At heroin encampment, time to stop talking and start cleaning

Philadelphia Police Inspector Michael McCarrick, left, pointed out areas where drug users will access the shooting gallery under the bridge at the the Conrail tracks in Fairhill. The city is threatening to sue Conrail for not cleaning and sealing up the area.

When I first called Conrail, asking what they were going to do about the heroin encampment along the railroad tracks in Fairhill two years ago, I was met with a big ehhhhhhhhh.

The place where human beings live in hovels and die in the dirt? Where trash rises like mountains and decades of hypodermic needles layer the earth? The place that has long been a pit of suffering and a plague upon a neighborhood?

Nope, said the railroad company, it wasn’t aware of any complaints.

Honestly, city and state officials weren’t much better.

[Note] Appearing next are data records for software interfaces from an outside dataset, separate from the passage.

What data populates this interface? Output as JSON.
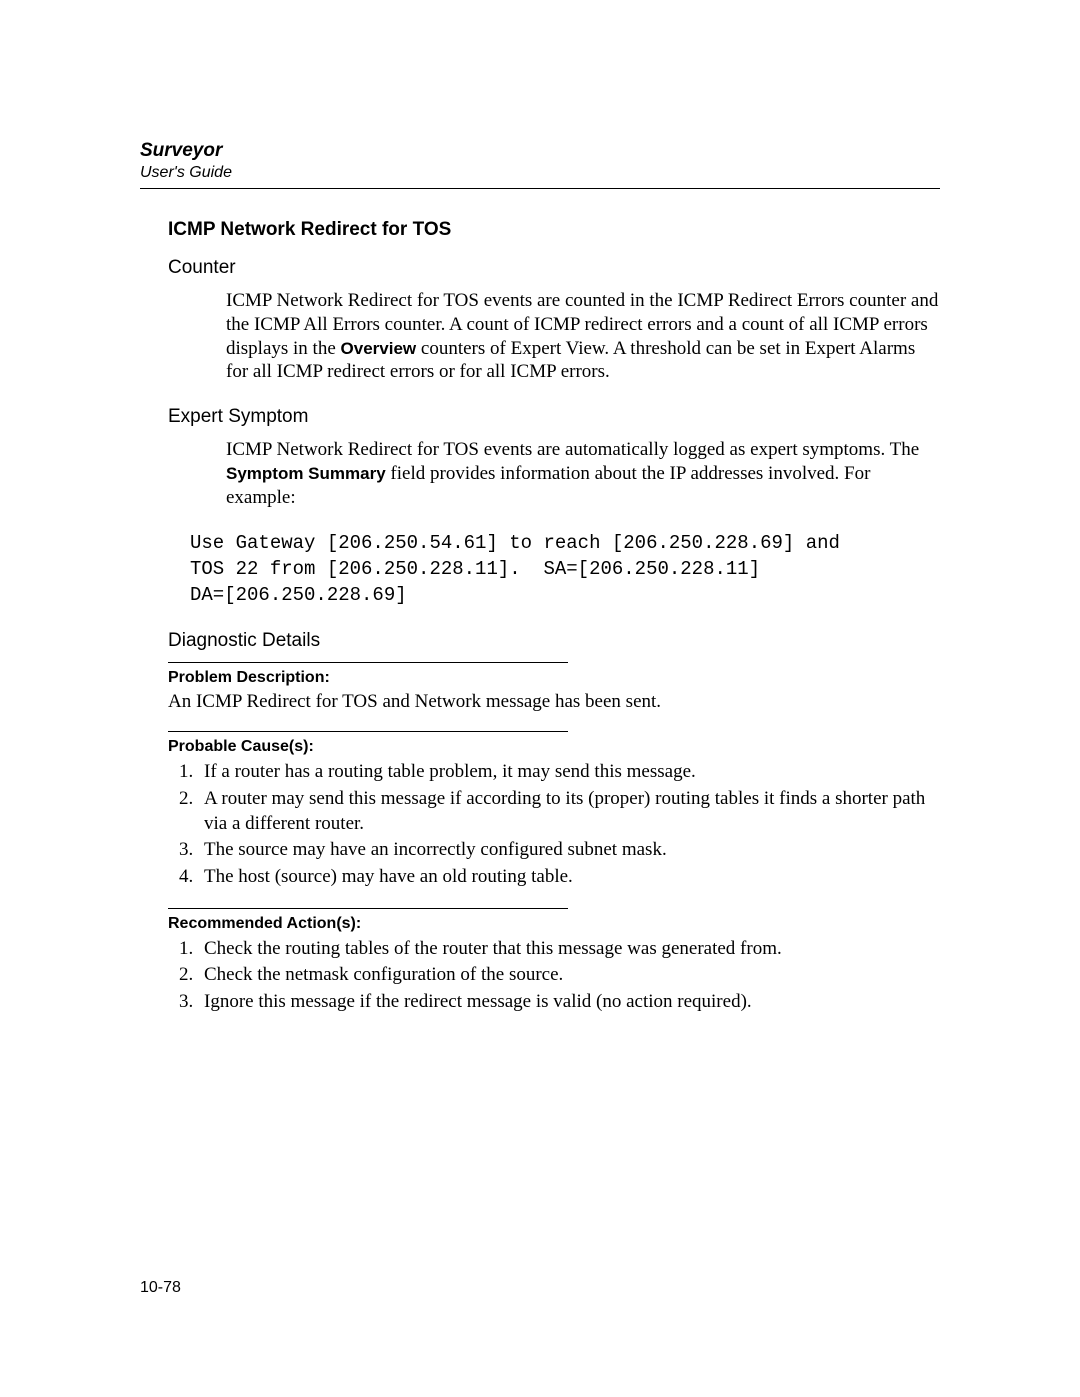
{
  "header": {
    "book_title": "Surveyor",
    "guide_label": "User's Guide"
  },
  "section_title": "ICMP Network Redirect for TOS",
  "counter": {
    "heading": "Counter",
    "para_pre": "ICMP Network Redirect for TOS events are counted in the ICMP Redirect Errors counter and the ICMP All Errors counter. A count of ICMP redirect errors and a count of all ICMP errors displays in the ",
    "overview_label": "Overview",
    "para_post": " counters of Expert View. A threshold can be set in Expert Alarms for all ICMP redirect errors or for all ICMP errors."
  },
  "expert": {
    "heading": "Expert Symptom",
    "para_pre": "ICMP Network Redirect for TOS events are automatically logged as expert symptoms. The ",
    "summary_label": "Symptom Summary",
    "para_post": " field provides information about the IP addresses involved. For example:",
    "code": "Use Gateway [206.250.54.61] to reach [206.250.228.69] and\nTOS 22 from [206.250.228.11].  SA=[206.250.228.11]\nDA=[206.250.228.69]"
  },
  "diagnostic": {
    "heading": "Diagnostic Details",
    "problem_head": "Problem Description:",
    "problem_text": "An ICMP Redirect for TOS and Network message has been sent.",
    "causes_head": "Probable Cause(s):",
    "causes": [
      "If a router has a routing table problem, it may send this message.",
      "A router may send this message if according to its (proper) routing tables it finds a shorter path via a different router.",
      "The source may have an incorrectly configured subnet mask.",
      "The host (source) may have an old routing table."
    ],
    "actions_head": "Recommended Action(s):",
    "actions": [
      "Check the routing tables of the router that this message was generated from.",
      "Check the netmask configuration of the source.",
      "Ignore this message if the redirect message is valid (no action required)."
    ]
  },
  "page_number": "10-78"
}
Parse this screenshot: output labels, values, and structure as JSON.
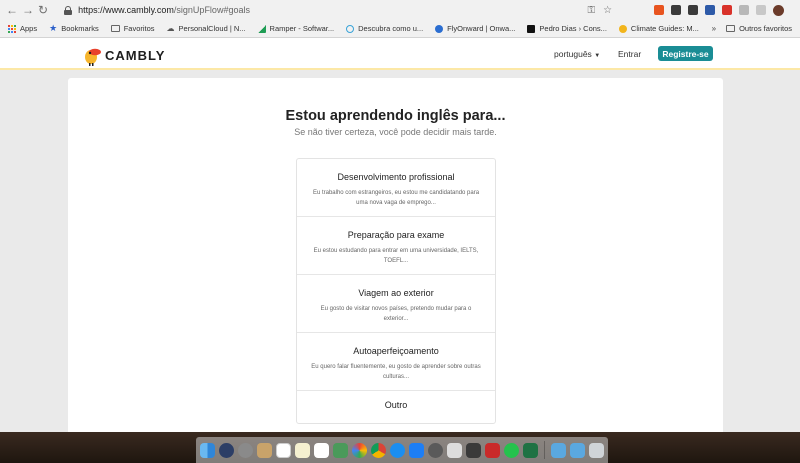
{
  "browser": {
    "url_host": "https://www.cambly.com",
    "url_path": "/signUpFlow#goals",
    "bookmarks": [
      {
        "label": "Apps",
        "icon": "apps-grid-icon"
      },
      {
        "label": "Bookmarks",
        "icon": "star-icon"
      },
      {
        "label": "Favoritos",
        "icon": "folder-icon"
      },
      {
        "label": "PersonalCloud | N...",
        "icon": "cloud-icon"
      },
      {
        "label": "Ramper - Softwar...",
        "icon": "ramper-icon"
      },
      {
        "label": "Descubra como u...",
        "icon": "globe-icon"
      },
      {
        "label": "FlyOnward | Onwa...",
        "icon": "flyonward-icon"
      },
      {
        "label": "Pedro Dias › Cons...",
        "icon": "medium-icon"
      },
      {
        "label": "Climate Guides: M...",
        "icon": "climate-icon"
      }
    ],
    "other_bookmarks": "Outros favoritos"
  },
  "header": {
    "logo_text": "CAMBLY",
    "language": "português",
    "login": "Entrar",
    "signup": "Registre-se"
  },
  "main": {
    "title": "Estou aprendendo inglês para...",
    "subtitle": "Se não tiver certeza, você pode decidir mais tarde.",
    "options": [
      {
        "title": "Desenvolvimento profissional",
        "desc": "Eu trabalho com estrangeiros, eu estou me candidatando para uma nova vaga de emprego..."
      },
      {
        "title": "Preparação para exame",
        "desc": "Eu estou estudando para entrar em uma universidade, IELTS, TOEFL..."
      },
      {
        "title": "Viagem ao exterior",
        "desc": "Eu gosto de visitar novos países, pretendo mudar para o exterior..."
      },
      {
        "title": "Autoaperfeiçoamento",
        "desc": "Eu quero falar fluentemente, eu gosto de aprender sobre outras culturas..."
      },
      {
        "title": "Outro",
        "desc": ""
      }
    ]
  },
  "colors": {
    "brand_teal": "#1a8d95",
    "header_border": "#fce8a6"
  }
}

They were unwilling to exert the pressure needed to get the half-mile gorge cleaned up and find the people help.

It had long been like that with the tent city in Fairhill that is known to its 120 or so inhabitants as El Campamento. Promises were made and broken. The camp endured. Lives lingered. Needles piled.

Now, the ball is kind of rolling. The city is doing what it should have been doing ages ago. Mayor Kenney and his managing director, Mike DiBerardinis, have summoned city agencies to figure out drug-treatment and housing options for the people living and dying in the muck at El Campamento. They are spending money to clean and police the corridor, about $10 million last year – and sending in more outreach teams. Trash is being hauled away. About 100 tons a month. It’s making a dent, somewhat.

And until a few weeks ago the city and Conrail – which owns the tracks and some of the land along them – say they were having productive conversations on how to clean and seal the area. But then the talking stopped.

On Thursday, the behind-the-scenes bickering went public when Kenney declared the train gorge, which runs from Second Street and Indiana Avenue to Kensington Avenue, to be a public-health nuisance. It’s a big and needed step.

If about a decade late.

The mayor then slapped Conrail with a slew of property-maintenance violations for failing to clean and fence its land. He gave the corporation 30 days, threatened a lawsuit.

For its part, Conrail lamented the city’s “adversarial” tone. It's working with the community on “comprehensive solutions.” In short, it's saying the city is being a bunch of meanies.

Look, Conrail may have some legitimate beefs about what’s been going on at the bargaining table. I don’t know, maybe the city could brush up on its etiquette. And it’s true that the city let the camp fester for way too long – an easy and shameful reminder of the worth, or lack thereof, that we have long ascribed to the most desperate Philadelphians.

But Conrail needs to act. And it needs to stop acting as if it is offering alternate solutions. It is standing in the way.

There’s no honor badge for participation. Not when you map out the city’s nearly 900 overdoses last year and the thickest cluster is found at the heart of El Campamento. Not when the medical examiner says 17 people died there last year – about one person every three weeks – and 29 more overdosed. Not when police and EMTs and social workers and volunteers take their health in their hands every time they traverse the needle-strewn slopes. Not while a neighborhood suffers.

As my colleague Alfred Lubrano has long reported, helping the people in the camp will be complicated. Providing addiction treatment and finding housing for them will pose the biggest challenges. Some won’t want help.

And as my colleagues Stephanie Farr and Sam Wood reported in their  recent look at the encampment, nothing will happen unless everyone gets to the table and gets to work. Now.

The posturing on both sides needs to end. The city needs to keep moving forward. And Conrail needs to clean up its land and stop complaining how it’s not fair.  

Because you know what’s not fair? That this place ever existed at all.